When it comes to road trips, we tend to think of cross-country or international journeys - like driving across Canada, Route 66 in the USA, the Wild Atlantic Way in Ireland, or the Garden Route in South Africa. But Ontarians don’t have to go too far for a scenic road trip. In fact, we don’t even have to leave our own province - Ontario is full of scenic drives perfect for getting your road trip fix.
Need some inspiration? Here are six of the best road trips to take in Ontario to get you started.
1. 1000 Islands and Gananoque
Located in southeastern Ontario, the 1000 Islands is a popular getaway for all types of travellers. The area has plenty of history, culture, food, and nature to keep you busy and entertained. As the gateway to the Islands, Gananoque makes a great place to spend a night or two while you explore the area. You can also park your car here for a couple of days and head to one of the islands to camp (just make sure to reserve well in advance!).

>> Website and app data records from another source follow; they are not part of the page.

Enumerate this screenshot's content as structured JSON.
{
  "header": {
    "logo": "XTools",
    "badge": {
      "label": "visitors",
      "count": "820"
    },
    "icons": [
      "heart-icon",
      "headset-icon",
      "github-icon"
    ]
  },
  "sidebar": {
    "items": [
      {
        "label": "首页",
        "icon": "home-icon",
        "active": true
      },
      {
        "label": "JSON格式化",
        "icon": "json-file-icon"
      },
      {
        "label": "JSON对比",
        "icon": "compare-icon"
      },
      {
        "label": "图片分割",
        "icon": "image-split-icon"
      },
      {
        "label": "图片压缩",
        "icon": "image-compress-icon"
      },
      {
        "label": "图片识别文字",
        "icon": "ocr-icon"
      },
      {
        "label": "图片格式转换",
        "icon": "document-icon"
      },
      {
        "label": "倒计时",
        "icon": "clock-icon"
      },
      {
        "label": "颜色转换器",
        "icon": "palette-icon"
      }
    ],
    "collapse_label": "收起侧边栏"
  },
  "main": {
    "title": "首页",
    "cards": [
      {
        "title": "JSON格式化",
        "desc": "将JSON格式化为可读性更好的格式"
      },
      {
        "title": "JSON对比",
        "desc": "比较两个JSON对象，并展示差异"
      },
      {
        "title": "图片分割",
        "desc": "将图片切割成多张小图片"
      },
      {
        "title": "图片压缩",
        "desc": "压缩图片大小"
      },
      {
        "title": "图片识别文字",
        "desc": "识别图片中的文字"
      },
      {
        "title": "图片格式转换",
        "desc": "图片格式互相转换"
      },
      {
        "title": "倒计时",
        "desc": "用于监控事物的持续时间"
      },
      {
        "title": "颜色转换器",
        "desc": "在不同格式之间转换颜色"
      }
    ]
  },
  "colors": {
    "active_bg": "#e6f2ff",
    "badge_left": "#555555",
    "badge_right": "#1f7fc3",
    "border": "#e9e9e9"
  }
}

The 1000 Islands is most popular during the summer months when visitors can take part in water activities as well. The scenic boat ride that includes a stop at Bolt Castle is a family favourite. You can also kayak, fish, and even scuba dive - the area is full of shipwrecks waiting to be explored!

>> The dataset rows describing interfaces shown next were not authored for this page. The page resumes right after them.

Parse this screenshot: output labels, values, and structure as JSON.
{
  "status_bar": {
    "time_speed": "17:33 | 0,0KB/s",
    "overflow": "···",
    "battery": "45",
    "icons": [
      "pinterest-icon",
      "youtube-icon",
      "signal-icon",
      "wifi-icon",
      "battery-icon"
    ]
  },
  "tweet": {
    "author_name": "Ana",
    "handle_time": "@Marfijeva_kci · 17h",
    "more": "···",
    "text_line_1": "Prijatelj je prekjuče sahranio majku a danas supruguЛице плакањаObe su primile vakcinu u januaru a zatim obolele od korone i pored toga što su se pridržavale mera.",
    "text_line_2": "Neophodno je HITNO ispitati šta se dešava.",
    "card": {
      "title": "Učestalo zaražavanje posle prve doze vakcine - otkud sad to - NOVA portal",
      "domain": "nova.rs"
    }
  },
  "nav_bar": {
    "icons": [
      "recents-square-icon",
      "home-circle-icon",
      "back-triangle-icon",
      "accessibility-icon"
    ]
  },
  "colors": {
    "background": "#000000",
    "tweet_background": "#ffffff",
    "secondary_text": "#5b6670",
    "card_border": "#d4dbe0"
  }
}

2. The Bruce Peninsula
The Bruce Peninsula is another incredible spot for a summer-season road trip. There are beaches for swimming, kitesurfing, and boating, plus deep waters for fishing and scuba diving - after all, this is the “freshwater scuba diving capital of the world.”
If you’d rather stay on land, The Bruce Peninsula is ideal for catching epic sunrises and spectacular sunsets. Plus, it’s home to Canada’s oldest and longest footpath, the Bruce Trail, which runs 900 kilometers long. Must-see sites include Flower Pot Island and the famous Grotto Cave, which has water so blue you might mistake it for the Caribbean!

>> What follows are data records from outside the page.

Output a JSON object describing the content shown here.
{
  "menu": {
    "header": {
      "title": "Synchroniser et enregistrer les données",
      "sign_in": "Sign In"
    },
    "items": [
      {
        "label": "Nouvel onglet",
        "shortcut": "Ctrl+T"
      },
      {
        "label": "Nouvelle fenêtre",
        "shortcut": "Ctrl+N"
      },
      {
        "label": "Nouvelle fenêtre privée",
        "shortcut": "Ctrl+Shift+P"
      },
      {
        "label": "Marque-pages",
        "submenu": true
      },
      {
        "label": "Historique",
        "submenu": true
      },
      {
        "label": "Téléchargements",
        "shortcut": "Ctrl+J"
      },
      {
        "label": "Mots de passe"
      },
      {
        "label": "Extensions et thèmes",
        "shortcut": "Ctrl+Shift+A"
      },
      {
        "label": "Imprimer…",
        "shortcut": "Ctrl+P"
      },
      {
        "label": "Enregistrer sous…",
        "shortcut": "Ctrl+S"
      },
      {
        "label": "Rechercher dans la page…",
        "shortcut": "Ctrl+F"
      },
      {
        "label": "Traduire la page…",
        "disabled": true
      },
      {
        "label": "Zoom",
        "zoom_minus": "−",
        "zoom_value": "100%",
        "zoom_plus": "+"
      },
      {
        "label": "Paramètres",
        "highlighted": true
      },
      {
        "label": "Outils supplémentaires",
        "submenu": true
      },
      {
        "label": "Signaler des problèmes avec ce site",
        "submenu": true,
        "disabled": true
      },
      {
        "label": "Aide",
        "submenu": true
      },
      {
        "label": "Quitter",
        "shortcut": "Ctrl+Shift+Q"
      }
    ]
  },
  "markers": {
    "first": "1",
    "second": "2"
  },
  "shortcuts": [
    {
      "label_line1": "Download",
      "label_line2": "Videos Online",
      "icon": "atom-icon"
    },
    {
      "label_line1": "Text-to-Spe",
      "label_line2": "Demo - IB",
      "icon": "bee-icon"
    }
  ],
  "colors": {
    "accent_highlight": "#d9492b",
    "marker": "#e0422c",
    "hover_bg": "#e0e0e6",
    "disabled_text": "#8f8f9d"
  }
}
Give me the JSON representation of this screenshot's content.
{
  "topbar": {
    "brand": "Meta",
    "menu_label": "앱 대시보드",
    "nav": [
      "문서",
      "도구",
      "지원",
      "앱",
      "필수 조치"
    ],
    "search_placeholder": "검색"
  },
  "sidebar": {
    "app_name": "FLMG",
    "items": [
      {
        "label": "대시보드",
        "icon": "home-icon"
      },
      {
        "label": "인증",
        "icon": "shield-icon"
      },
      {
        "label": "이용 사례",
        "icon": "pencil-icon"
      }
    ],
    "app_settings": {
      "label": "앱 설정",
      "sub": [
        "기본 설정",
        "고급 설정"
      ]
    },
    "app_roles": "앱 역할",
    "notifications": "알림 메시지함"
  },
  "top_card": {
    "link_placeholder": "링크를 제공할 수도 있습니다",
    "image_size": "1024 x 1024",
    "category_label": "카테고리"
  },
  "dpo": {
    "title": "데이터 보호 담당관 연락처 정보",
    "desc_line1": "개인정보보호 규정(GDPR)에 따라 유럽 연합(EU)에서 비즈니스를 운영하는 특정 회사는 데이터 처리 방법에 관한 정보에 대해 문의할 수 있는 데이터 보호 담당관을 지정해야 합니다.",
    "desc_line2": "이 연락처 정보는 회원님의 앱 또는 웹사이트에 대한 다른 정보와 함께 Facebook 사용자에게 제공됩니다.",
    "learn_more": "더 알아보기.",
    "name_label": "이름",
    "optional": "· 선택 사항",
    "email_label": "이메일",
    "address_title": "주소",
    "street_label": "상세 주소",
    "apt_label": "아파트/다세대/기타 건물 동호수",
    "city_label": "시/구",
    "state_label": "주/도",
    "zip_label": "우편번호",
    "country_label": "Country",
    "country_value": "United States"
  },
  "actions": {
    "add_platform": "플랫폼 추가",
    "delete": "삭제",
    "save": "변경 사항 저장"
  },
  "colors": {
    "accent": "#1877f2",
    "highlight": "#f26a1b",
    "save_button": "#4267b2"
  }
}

3. Muskoka region
Best known for being part of Canada’s cottage country, the Muskoka region is filled with lakes and cute country towns. You can camp or rent a lakeside cottage for some time on the water. The Muskoka region also spans through some of Ontario’s best parks, including Arrowhead Provincial park and Algonquin Provincial Park. Also, keep an eye out for Canadian wildlife as you drive through the region - it’s one of the best places in the country to spot moose!
4. Prince Edward County
Wine lovers should head to Prince Edward County for a memorable road trip. This area is home to nearly 40 wineries as well as breweries and craft cideries. While you definitely won’t be able to try them all, it’s a great spot to visit with some friends and tour around. (Although, if you would like to do tastings, then please hire a driver or join a tour!)
On top of the wineries, you’ll also find cheese shops, bakeries (keep an eye out for butter tarts!), and beaches. Prince Edward County is also home to Sandbanks Provincial Park, which has some of the best beaches in Canada.
5. Manitoulin Island
Fun fact: Manitoulin Island is actually the largest freshwater island in the world. Located in Lake Huron, this island seems small but is packed full of activities that will keep you busy for days. The island is home to local breweries, scenic trails and lookout points, and some great galleries and shops. It also is an important place for the Anishinaabe people and the only officially recognised unceded reserve within Canada, Wikwemikong First Nation, making it a great place to experience some indigenous tourism.
Tip: Try to stay in the centre and do day trips out to the different areas; the island seems small but it takes a little over three hours to cross.
6. The Butter Tart Trail
This bonus Ontario road trip is for the foodies! Did you know that Ontario has its own butter tart trail where you can chase this favourite Canadian dessert across part of the province? That’s right, the Butter Tart Trail is located in Wellington County and focuses on small local bakeries, each of which claims to have the best butter tart. There are more than three dozen participating bakeries as well as some small gift shops that are in on the trend and sell fun butter tart-themed gifts and novelties. Whether you are team raisin or not, you are bound to find at least one butter tart that you love.
The butter tart trail is most popular during the summer months. However, going during the off-peak season can have its advantages too. Not only is it less crowded, but many of the bakeries often experiment with seasonal or holiday-inspired flavours. So if you are up to try something different, consider making this a winter Ontario road trip.
Hannah Logan is a Canadian travel writer who dreams of being just like Indiana Jones. You can follow her travels on her personal travel blog
Eat Sleep Breathe Travelwhere she shares her travel tales and (mis)adventures around the world.